▶ Problem requirements: Write out each entry below exactly; the images do not belong in your copy.

========================================

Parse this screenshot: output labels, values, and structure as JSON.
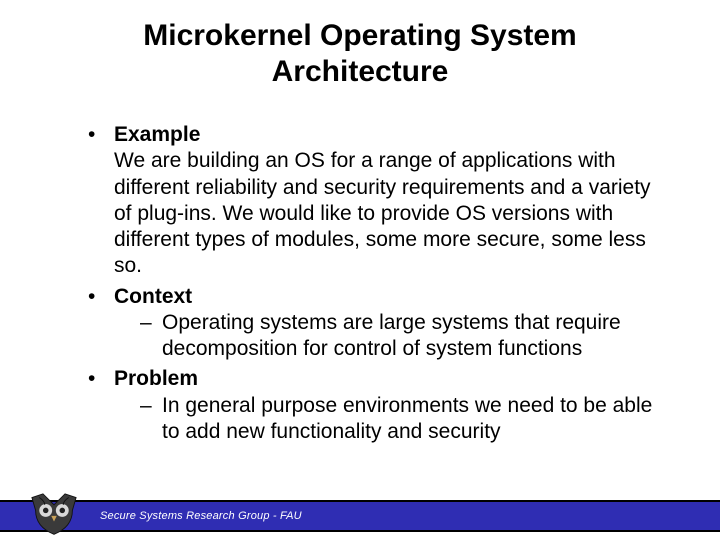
{
  "title": "Microkernel Operating System Architecture",
  "bullets": [
    {
      "head": "Example",
      "para": "We are building an OS for a range of applications with different reliability and security requirements and a variety of plug-ins. We would like to provide OS versions with different types of modules, some more secure, some less so."
    },
    {
      "head": "Context",
      "sub": [
        "Operating systems are large systems that require decomposition for control of system functions"
      ]
    },
    {
      "head": "Problem",
      "sub": [
        "In general purpose environments we need to be able to add new functionality and security"
      ]
    }
  ],
  "footer": "Secure Systems Research Group - FAU",
  "icon_name": "owl-logo"
}
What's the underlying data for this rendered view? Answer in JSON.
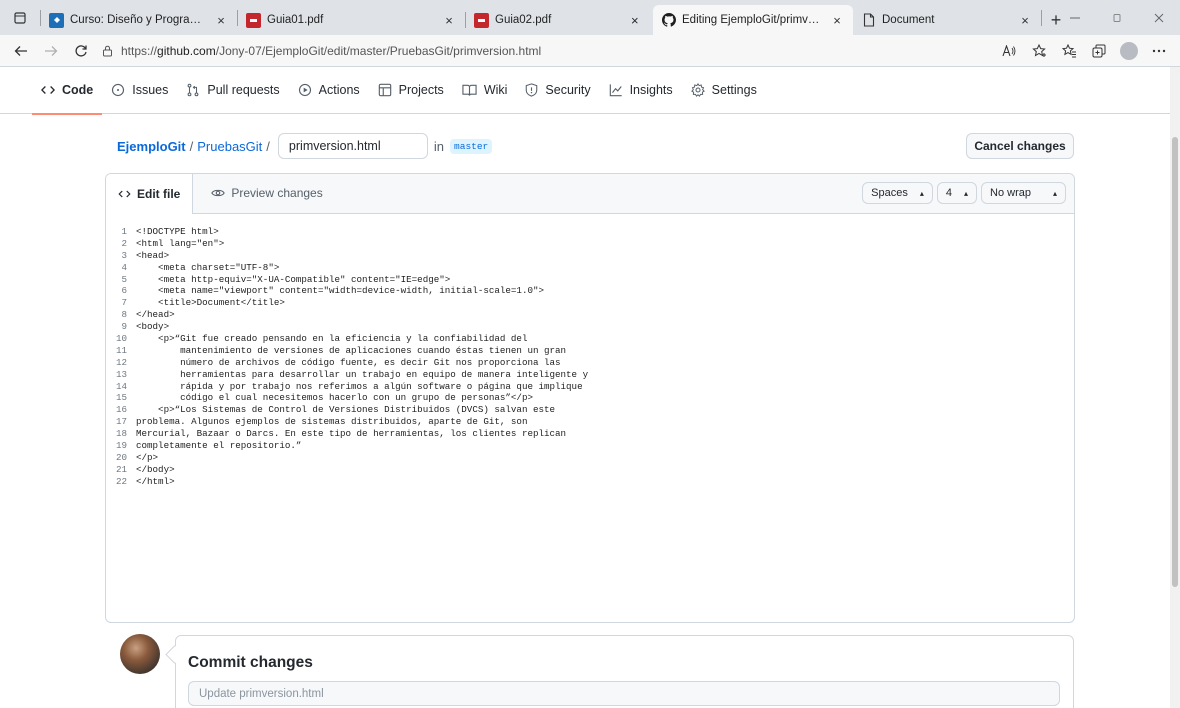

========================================

▶ Solved exercise:
Parse this screenshot: output labels, values, and structure as JSON.
{
  "title": "Microkernel Operating System Architecture",
  "bullets": [
    {
      "head": "Example",
      "para": "We are building an OS for a range of applications with different reliability and security requirements and a variety of plug-ins. We would like to provide OS versions with different types of modules, some more secure, some less so."
    },
    {
      "head": "Context",
      "sub": [
        "Operating systems are large systems that require decomposition for control of system functions"
      ]
    },
    {
      "head": "Problem",
      "sub": [
        "In general purpose environments we need to be able to add new functionality and security"
      ]
    }
  ],
  "footer": "Secure Systems Research Group - FAU",
  "icon_name": "owl-logo"
}
What's the underlying data for this rendered view? Answer in JSON.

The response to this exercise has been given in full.